Women Writing Africa: The Northern Region
Women Writing Africa: The Northern Region is the fourth in a series of volumes, following The Southern Region, The Eastern Region, and West Africa and the Sahel. It provides a thorough documentation of women's lives from the fifteenth century BCE to the present in nations from the nations of Algeria, Egypt, Mauretania, Morocco, Sudan, and Tunisia. Subjects addressed include cooking and colonialism, torts and torture, polygamy and the veil, love songs, and repeated calls for women's education. Forms in the anthology include prose, poetry, lyric, legal documents, petitions, folktales, and transcriptions of tellings by illiterates.
The poet I'timad Arrummaikiyya could be construed an eleventh century Lil' Kim—“I urge you to come faster than the wind to mount my breast and firmly dig and plough my body, and don't let go until you've flushed me thrice.”—and there are equally passionate protestations of faith from Christian and Islamic perspectives. Sara, daughter of Abboud Al-Nahid, filed for a no-fault divorce in 1069 due to “feelings of aversion for (her husband's) person”—a reassuring glimpse at the consistency of intimate dramas (no support, she takes custody of a five year-old son).
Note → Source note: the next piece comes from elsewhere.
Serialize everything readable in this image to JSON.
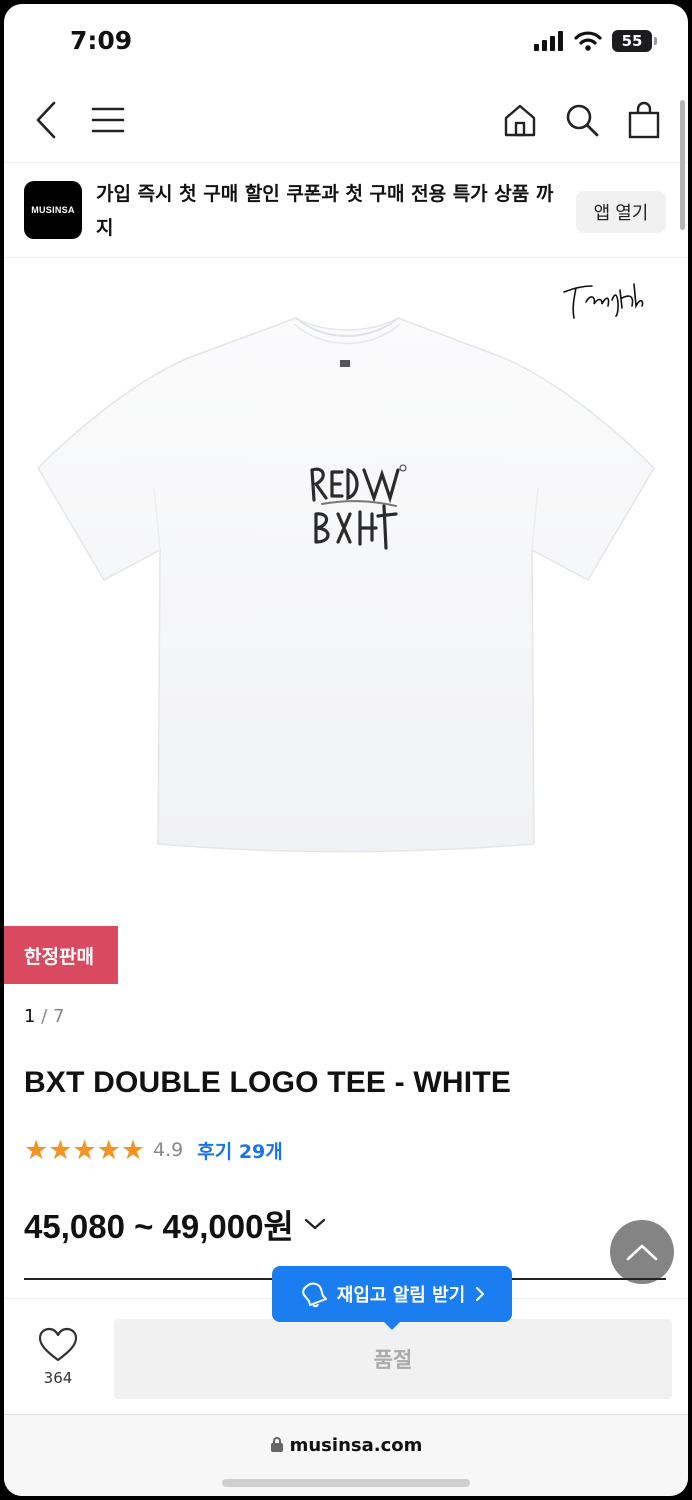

A general reader, I found the collection a varied and thorough introduction to the history of the area, my previous exposure having been restricted, unfortunately, to the Tutankhamen exhibit at Seattle's Art Museum in 1978 and the movie The Battle of Algiers. The necessity of education is a persistent theme—Nabaweya Moussa refers to the Egyptian proverb: “Teach girls to spin, but don't teach them to write.” Personal narratives include girls learning through eavesdropping on brothers' lessons, young women applying to school in secret and paying the tuition themselves, and illiterate mothers sneaking their daughters into academies (one girl goes on to earn a doctorate becomes a physicist). Faiza W. Shereen's previously unpublished short story “The Gifts of Time” spans decades and continents to narrate family and history. We can only hope that the call at the close of Mona Nawal Helmi's “From this Day Forward I Will Carry My Mother's Name” is right: “We've had enough futile, ineffectual babbling!”